(Items from an interface collection)
• • • • •

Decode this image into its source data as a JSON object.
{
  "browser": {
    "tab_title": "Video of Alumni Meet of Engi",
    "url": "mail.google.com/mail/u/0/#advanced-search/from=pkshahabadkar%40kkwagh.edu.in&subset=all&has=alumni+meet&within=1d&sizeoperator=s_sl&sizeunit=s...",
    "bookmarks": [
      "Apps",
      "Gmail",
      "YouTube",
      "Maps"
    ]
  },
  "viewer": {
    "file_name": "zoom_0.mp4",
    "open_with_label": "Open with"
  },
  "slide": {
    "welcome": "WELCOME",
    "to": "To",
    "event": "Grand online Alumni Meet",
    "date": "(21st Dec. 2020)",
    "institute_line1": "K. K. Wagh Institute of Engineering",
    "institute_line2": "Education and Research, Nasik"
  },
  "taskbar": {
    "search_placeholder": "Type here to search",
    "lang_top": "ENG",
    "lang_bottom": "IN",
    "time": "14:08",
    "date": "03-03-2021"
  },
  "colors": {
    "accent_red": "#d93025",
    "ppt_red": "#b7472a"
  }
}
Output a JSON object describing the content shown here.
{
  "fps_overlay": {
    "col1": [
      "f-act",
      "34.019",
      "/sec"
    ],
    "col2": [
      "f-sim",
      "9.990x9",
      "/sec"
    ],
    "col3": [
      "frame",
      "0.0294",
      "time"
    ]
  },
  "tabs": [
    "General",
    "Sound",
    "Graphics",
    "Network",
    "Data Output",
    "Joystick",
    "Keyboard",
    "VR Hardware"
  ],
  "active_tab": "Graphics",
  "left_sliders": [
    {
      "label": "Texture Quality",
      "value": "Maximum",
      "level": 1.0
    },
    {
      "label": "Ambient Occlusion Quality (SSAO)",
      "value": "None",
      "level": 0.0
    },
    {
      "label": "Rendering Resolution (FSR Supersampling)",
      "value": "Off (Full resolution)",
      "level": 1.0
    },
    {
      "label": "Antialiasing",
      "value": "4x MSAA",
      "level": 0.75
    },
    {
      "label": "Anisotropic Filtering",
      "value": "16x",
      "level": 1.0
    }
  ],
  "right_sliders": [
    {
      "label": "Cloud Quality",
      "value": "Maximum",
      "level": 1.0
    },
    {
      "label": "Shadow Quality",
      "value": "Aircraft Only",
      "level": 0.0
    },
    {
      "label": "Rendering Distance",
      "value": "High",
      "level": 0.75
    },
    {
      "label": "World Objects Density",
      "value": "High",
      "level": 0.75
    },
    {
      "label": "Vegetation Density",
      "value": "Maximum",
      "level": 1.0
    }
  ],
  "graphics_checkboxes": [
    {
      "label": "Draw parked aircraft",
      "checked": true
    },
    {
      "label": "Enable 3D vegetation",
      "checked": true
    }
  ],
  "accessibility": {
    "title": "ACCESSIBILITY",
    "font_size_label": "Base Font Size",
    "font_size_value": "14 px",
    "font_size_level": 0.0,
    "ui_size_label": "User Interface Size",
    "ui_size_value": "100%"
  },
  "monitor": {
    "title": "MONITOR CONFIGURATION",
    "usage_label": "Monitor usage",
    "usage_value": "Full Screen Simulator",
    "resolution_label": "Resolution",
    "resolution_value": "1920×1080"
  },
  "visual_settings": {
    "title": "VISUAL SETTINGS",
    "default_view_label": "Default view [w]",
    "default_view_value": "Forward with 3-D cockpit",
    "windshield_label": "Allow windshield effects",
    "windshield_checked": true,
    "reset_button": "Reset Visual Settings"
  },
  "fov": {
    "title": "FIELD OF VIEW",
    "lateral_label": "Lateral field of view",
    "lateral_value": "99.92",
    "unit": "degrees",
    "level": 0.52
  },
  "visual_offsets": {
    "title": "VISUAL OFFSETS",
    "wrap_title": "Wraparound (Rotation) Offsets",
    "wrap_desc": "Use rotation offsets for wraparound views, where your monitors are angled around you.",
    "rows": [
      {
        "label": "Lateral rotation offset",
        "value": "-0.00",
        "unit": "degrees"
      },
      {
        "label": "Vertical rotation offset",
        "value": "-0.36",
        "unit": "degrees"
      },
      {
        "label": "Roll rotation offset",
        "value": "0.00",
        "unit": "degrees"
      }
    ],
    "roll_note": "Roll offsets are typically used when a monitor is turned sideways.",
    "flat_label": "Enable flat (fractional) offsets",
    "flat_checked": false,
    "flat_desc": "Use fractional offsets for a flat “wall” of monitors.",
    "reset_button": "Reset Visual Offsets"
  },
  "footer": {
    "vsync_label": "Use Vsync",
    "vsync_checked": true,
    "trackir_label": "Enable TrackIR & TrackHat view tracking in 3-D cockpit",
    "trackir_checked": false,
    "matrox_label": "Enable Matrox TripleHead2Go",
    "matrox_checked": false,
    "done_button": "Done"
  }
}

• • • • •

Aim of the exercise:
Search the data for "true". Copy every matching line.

Output for this task:
      "checked": true
      "checked": true
    "windshield_checked": true,
    "vsync_checked": true,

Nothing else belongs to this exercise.